3. Stalin considered Lend-Lease to be essential to the Soviet Union ultimately prevailing over Nazi Germany on the Eastern Front.

According to the memoirs of Soviet Premier Nikita Khrushchev, Stalin’s successor, “[Stalin] stated bluntly that if the United States had not helped us, we would not have won the war. If we had had to fight Nazi Germany one on one, we could not have stood up against Germany's pressure, and we would have lost the war… When I listened to his remarks, I was fully in agreement with him, and today I am even more so.”

4. The U.S. revived the Lend-Lease program in 2022 to help Ukraine in its war with Russia.

The Ukraine Democracy Defense Lend-Lease Act of 2022 cut red tape on defense exports to Ukraine to ensure they could receive timely aid to fight back against the Russian invasion. The legislation unanimously passed the Senate and passed the House 417-10 in May of 2022.

5. Lend-Lease has not been the primary mechanism of delivering aid to Ukraine.

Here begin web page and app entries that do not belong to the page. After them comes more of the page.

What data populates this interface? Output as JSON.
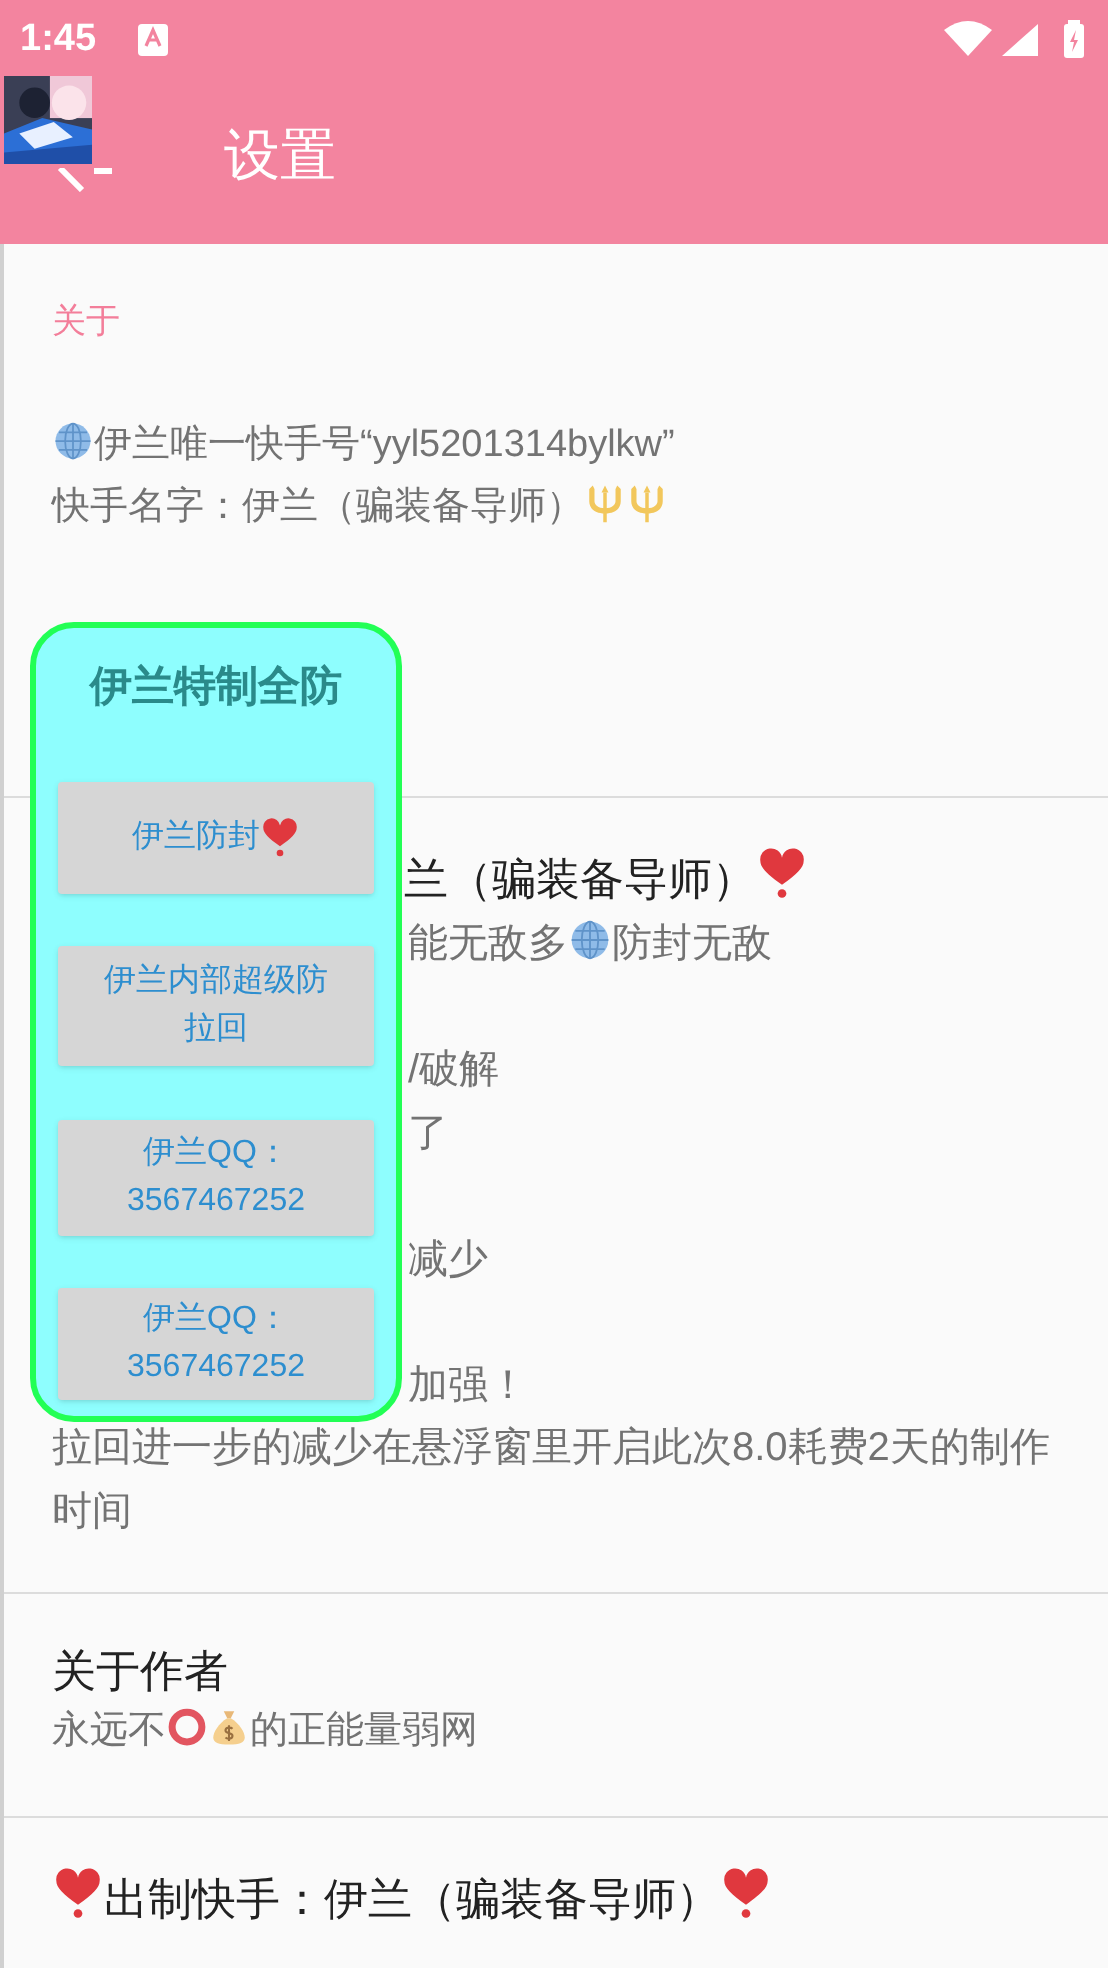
{
  "status_bar": {
    "time": "1:45"
  },
  "toolbar": {
    "title": "设置"
  },
  "section_header": "关于",
  "about_lines": [
    [
      {
        "kind": "globe"
      },
      {
        "kind": "text",
        "text": "伊兰唯一快手号“yyl5201314bylkw”"
      }
    ],
    [
      {
        "kind": "text",
        "text": "快手名字：伊兰（骗装备导师）"
      },
      {
        "kind": "trident"
      },
      {
        "kind": "trident"
      }
    ]
  ],
  "covered_item": {
    "title": [
      {
        "kind": "text",
        "text": "兰（骗装备导师）"
      },
      {
        "kind": "heart"
      }
    ],
    "fragments": [
      [
        {
          "kind": "text",
          "text": "能无敌多"
        },
        {
          "kind": "globe"
        },
        {
          "kind": "text",
          "text": "防封无敌"
        }
      ],
      [
        {
          "kind": "text",
          "text": "/破解"
        }
      ],
      [
        {
          "kind": "text",
          "text": "了"
        }
      ],
      [
        {
          "kind": "text",
          "text": "减少"
        }
      ],
      [
        {
          "kind": "text",
          "text": "加强！"
        }
      ]
    ],
    "summary": "拉回进一步的减少在悬浮窗里开启此次8.0耗费2天的制作时间"
  },
  "author_item": {
    "title": "关于作者",
    "summary": [
      {
        "kind": "text",
        "text": "永远不"
      },
      {
        "kind": "ring"
      },
      {
        "kind": "moneybag"
      },
      {
        "kind": "text",
        "text": "的正能量弱网"
      }
    ]
  },
  "maker_item": {
    "title": [
      {
        "kind": "heart"
      },
      {
        "kind": "text",
        "text": "出制快手：伊兰（骗装备导师）"
      },
      {
        "kind": "heart"
      }
    ]
  },
  "floating_panel": {
    "title": "伊兰特制全防",
    "buttons": [
      [
        {
          "kind": "text",
          "text": "伊兰防封"
        },
        {
          "kind": "heart"
        }
      ],
      [
        {
          "kind": "text",
          "text": "伊兰内部超级防拉回"
        }
      ],
      [
        {
          "kind": "text",
          "text": "伊兰QQ：3567467252"
        }
      ],
      [
        {
          "kind": "text",
          "text": "伊兰QQ：3567467252"
        }
      ]
    ]
  }
}
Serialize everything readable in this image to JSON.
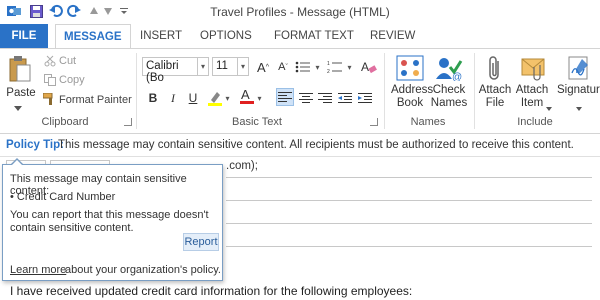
{
  "window": {
    "title": "Travel Profiles - Message (HTML)"
  },
  "qat": {
    "icons": [
      "outlook-icon",
      "save-icon",
      "undo-icon",
      "redo-icon",
      "up-icon",
      "down-icon",
      "customize-icon"
    ]
  },
  "tabs": [
    {
      "label": "FILE"
    },
    {
      "label": "MESSAGE"
    },
    {
      "label": "INSERT"
    },
    {
      "label": "OPTIONS"
    },
    {
      "label": "FORMAT TEXT"
    },
    {
      "label": "REVIEW"
    }
  ],
  "ribbon": {
    "clipboard": {
      "paste": "Paste",
      "cut": "Cut",
      "copy": "Copy",
      "format_painter": "Format Painter",
      "group": "Clipboard"
    },
    "basic_text": {
      "font": "Calibri (Bo",
      "size": "11",
      "group": "Basic Text"
    },
    "names": {
      "address_book_1": "Address",
      "address_book_2": "Book",
      "check_names_1": "Check",
      "check_names_2": "Names",
      "group": "Names"
    },
    "include": {
      "attach_file_1": "Attach",
      "attach_file_2": "File",
      "attach_item_1": "Attach",
      "attach_item_2": "Item",
      "signature_1": "Signature",
      "group": "Include"
    }
  },
  "policy_tip": {
    "label": "Policy Tip:",
    "text": "This message may contain sensitive content. All recipients must be authorized to receive this content."
  },
  "compose": {
    "to_text": ".com);",
    "body_line": "I have received updated credit card information for the following employees:"
  },
  "popup": {
    "heading": "This message may contain sensitive content:",
    "item": "• Credit Card Number",
    "report_line_1": "You can report that this message doesn't",
    "report_line_2": "contain sensitive content.",
    "report_button": "Report",
    "learn_more": "Learn more",
    "learn_more_rest": "about your organization's policy."
  },
  "colors": {
    "accent": "#2a72c7",
    "popup_border": "#7a9ec4"
  }
}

The Atlantic Council notes that “the United States transferred $46.6 billion worth of munitions, weapons, and other military aid to Ukraine in fiscal years 2022-2023” without using the Lend-Lease mechanism, which ultimately expired in October of 2023. However, the authors noted that the act’s connections to World War II make reauthorizing it a potent symbol of American political support for Ukraine.